In the center of Krakow, between Rajska and Szujskiego streets, architects from Ingarden & Ewý studio designed a unique cultural center. The starting point for the design of the Malopolska Garden of Art (MOS) was a multifunctional hall, which was inscribed in the outline of a 19th century horse riding hall, used in its final years as storage and workshop facilities of the J. Slowacki Theater in Krakow.
© Ingarden & Ewý Architects
The architects were guided by the idea of contextual design, in which, in order to achieve an individual, modern form, they simultaneously tried not to destroy the historical character of the place. The building, which has a T-shaped floor plan, is divided into two parts: the wing facing Szujskiego Street houses a multimedia library-arteteque that collects multimedia resources of books and music, while the part facing Rajska Street is occupied by a theater, for which a multifunctional auditorium with a characteristic giant skylight equipped with automatically sliding blinds was created. Both parts from the outside are connected by an openwork façade composed of a composition of vertical ceramic elements.

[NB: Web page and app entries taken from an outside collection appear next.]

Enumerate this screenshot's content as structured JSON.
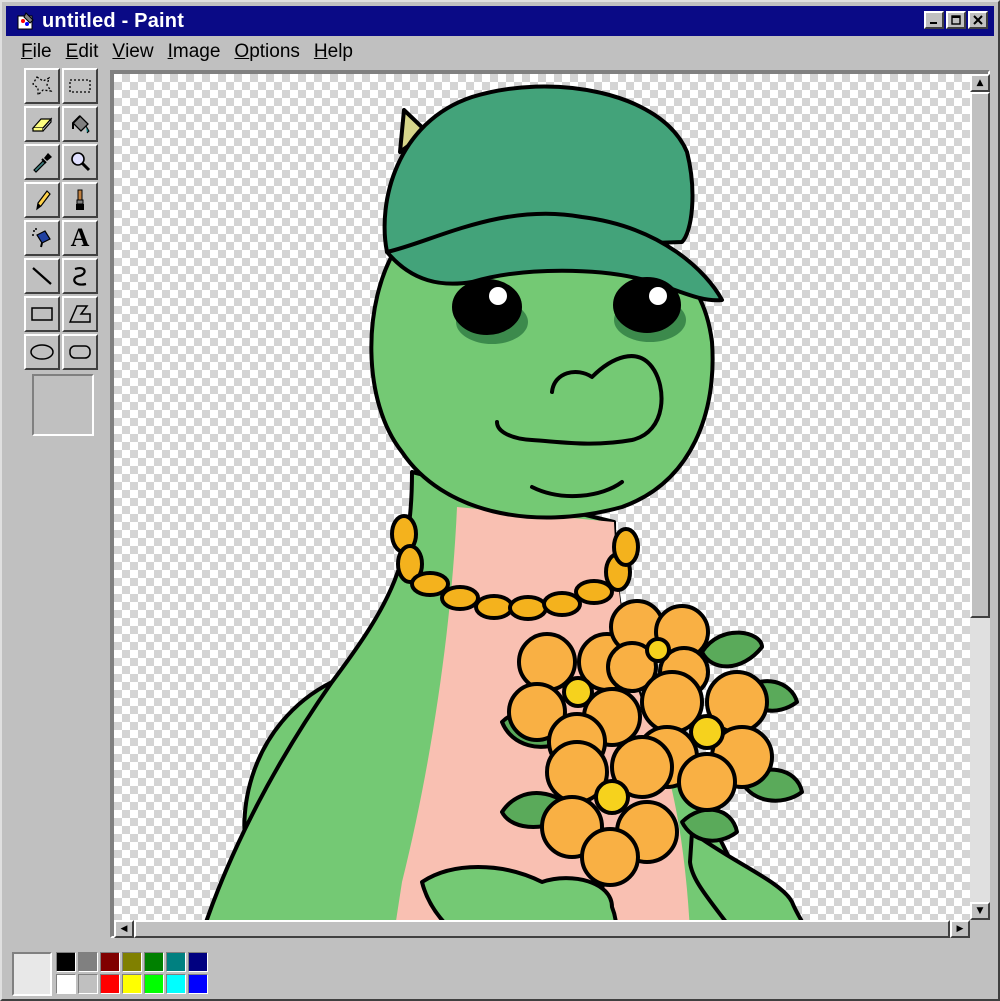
{
  "window": {
    "title": "untitled - Paint"
  },
  "menu": [
    {
      "key": "F",
      "rest": "ile"
    },
    {
      "key": "E",
      "rest": "dit"
    },
    {
      "key": "V",
      "rest": "iew"
    },
    {
      "key": "I",
      "rest": "mage"
    },
    {
      "key": "O",
      "rest": "ptions"
    },
    {
      "key": "H",
      "rest": "elp"
    }
  ],
  "tools": [
    "free-form-select",
    "select",
    "eraser",
    "fill-with-color",
    "pick-color",
    "magnifier",
    "pencil",
    "brush",
    "airbrush",
    "text",
    "line",
    "curve",
    "rectangle",
    "polygon",
    "ellipse",
    "rounded-rectangle"
  ],
  "tool_text_glyph": "A",
  "palette": {
    "row1": [
      "#000000",
      "#808080",
      "#800000",
      "#808000",
      "#008000",
      "#008080",
      "#000080"
    ],
    "row2": [
      "#ffffff",
      "#c0c0c0",
      "#ff0000",
      "#ffff00",
      "#00ff00",
      "#00ffff",
      "#0000ff"
    ]
  },
  "colors": {
    "titlebar": "#0a0a86",
    "dino_body": "#74c974",
    "cap": "#43a37a",
    "belly": "#f9c0b2",
    "flower": "#f9b044",
    "chain": "#f4b21d"
  }
}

cross-sections A-A and B-B
© Ingarden & Ewý Architects
The building's form is a contextual play between "continuation and creation," "mimesis and abstraction," while falling close to the architectural trend broadly defined by Kenneth Frampton as Critical Regionalism. In practice, this means that the building draws inspiration from the form code of the context by referring to the geometry of roofs and the material of neighboring buildings, which were used in the geometric compositions of the facades. The building fits precisely into the scale of its surroundings by keeping the roof line and elevation divisions in line with the course and composition of the walls of neighboring buildings, the project description reads.
The entrance to the Malopolska Garden of Art from the side of Rajska Street

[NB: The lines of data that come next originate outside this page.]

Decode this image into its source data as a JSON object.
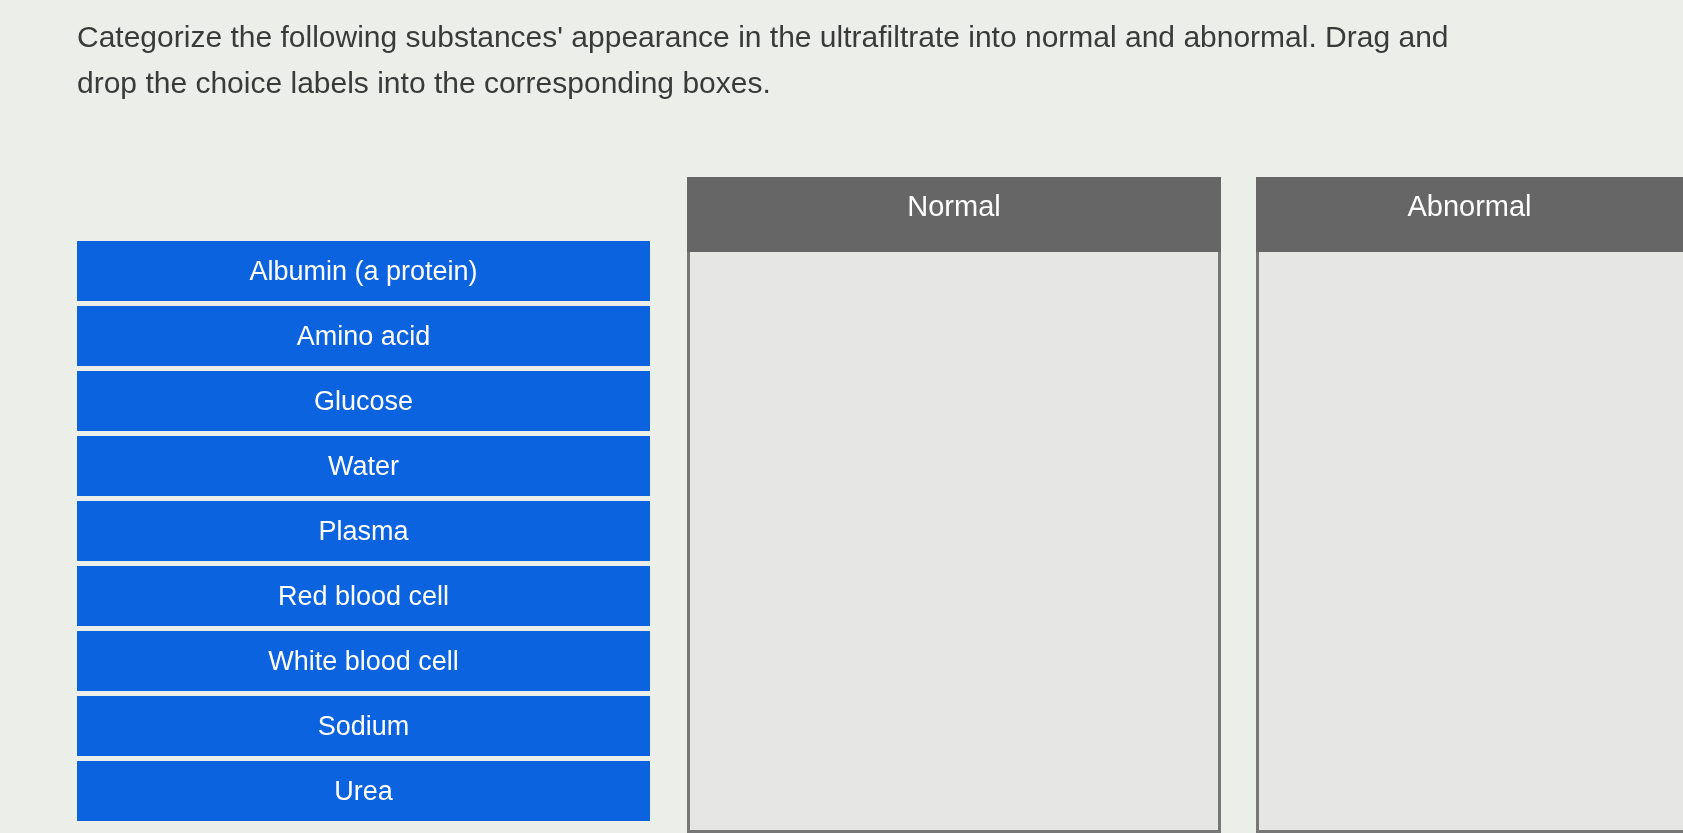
{
  "instruction": "Categorize the following substances' appearance in the ultrafiltrate into normal and abnormal. Drag and drop the choice labels into the corresponding boxes.",
  "choices": [
    "Albumin (a protein)",
    "Amino acid",
    "Glucose",
    "Water",
    "Plasma",
    "Red blood cell",
    "White blood cell",
    "Sodium",
    "Urea"
  ],
  "categories": [
    {
      "title": "Normal"
    },
    {
      "title": "Abnormal"
    }
  ]
}
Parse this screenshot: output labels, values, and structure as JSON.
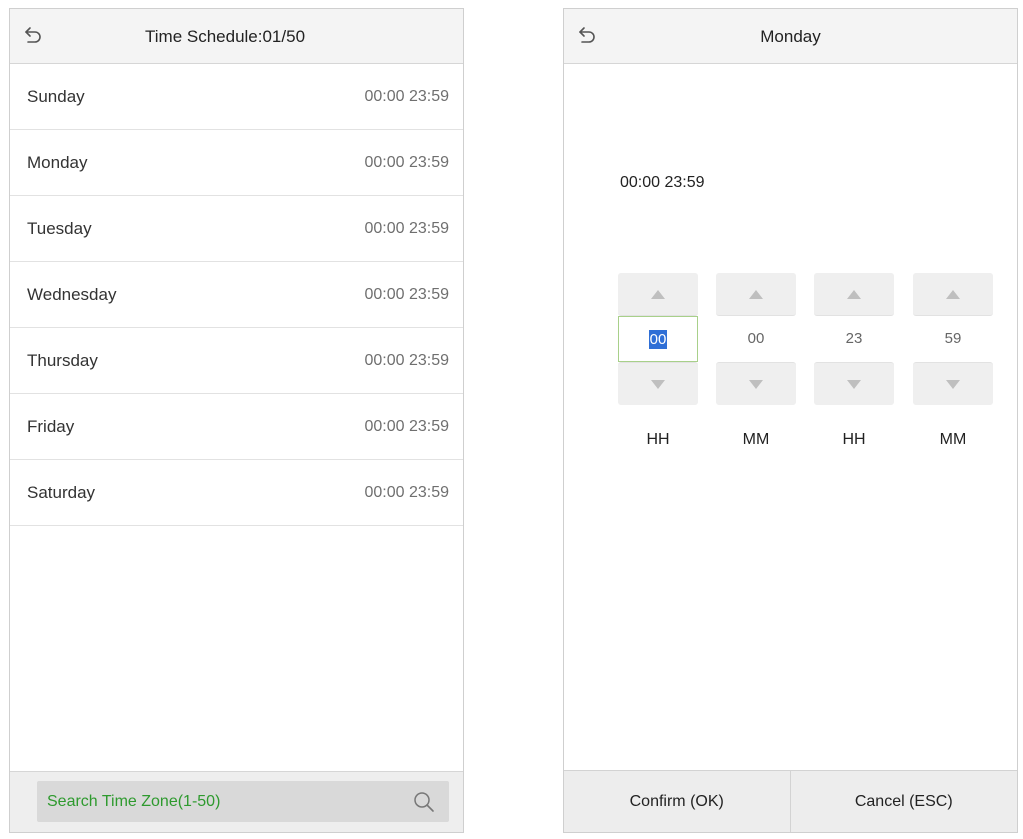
{
  "colors": {
    "search_text": "#2e9a2e",
    "focus_border": "#a8d08a",
    "selection": "#2f6fd6"
  },
  "left_screen": {
    "title": "Time Schedule:01/50",
    "back_icon": "back-arrow-icon",
    "days": [
      {
        "day": "Sunday",
        "range": "00:00 23:59"
      },
      {
        "day": "Monday",
        "range": "00:00 23:59"
      },
      {
        "day": "Tuesday",
        "range": "00:00 23:59"
      },
      {
        "day": "Wednesday",
        "range": "00:00 23:59"
      },
      {
        "day": "Thursday",
        "range": "00:00 23:59"
      },
      {
        "day": "Friday",
        "range": "00:00 23:59"
      },
      {
        "day": "Saturday",
        "range": "00:00 23:59"
      }
    ],
    "search": {
      "placeholder": "Search Time Zone(1-50)",
      "icon": "search-icon"
    }
  },
  "right_screen": {
    "title": "Monday",
    "back_icon": "back-arrow-icon",
    "time_display": "00:00 23:59",
    "spinners": [
      {
        "value": "00",
        "label": "HH",
        "focused": true
      },
      {
        "value": "00",
        "label": "MM",
        "focused": false
      },
      {
        "value": "23",
        "label": "HH",
        "focused": false
      },
      {
        "value": "59",
        "label": "MM",
        "focused": false
      }
    ],
    "confirm_label": "Confirm (OK)",
    "cancel_label": "Cancel (ESC)"
  }
}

photo: Iñigo Bujedo Aguirre
The new hall, which functions as a theater-studio, conference, concert and banquet-exhibition hall, features sliding stages designed for three hundred people. Above the heads of the audience, under a steel ceiling inspired by the old girders of an old riding school, state-of-the-art stage equipment has been attached to point-like winches. In total, an area of more than four thousand square meters accommodated a theater room and an intimate cinema room for nearly a hundred people, a cafeteria and rooms where educational classes can be held.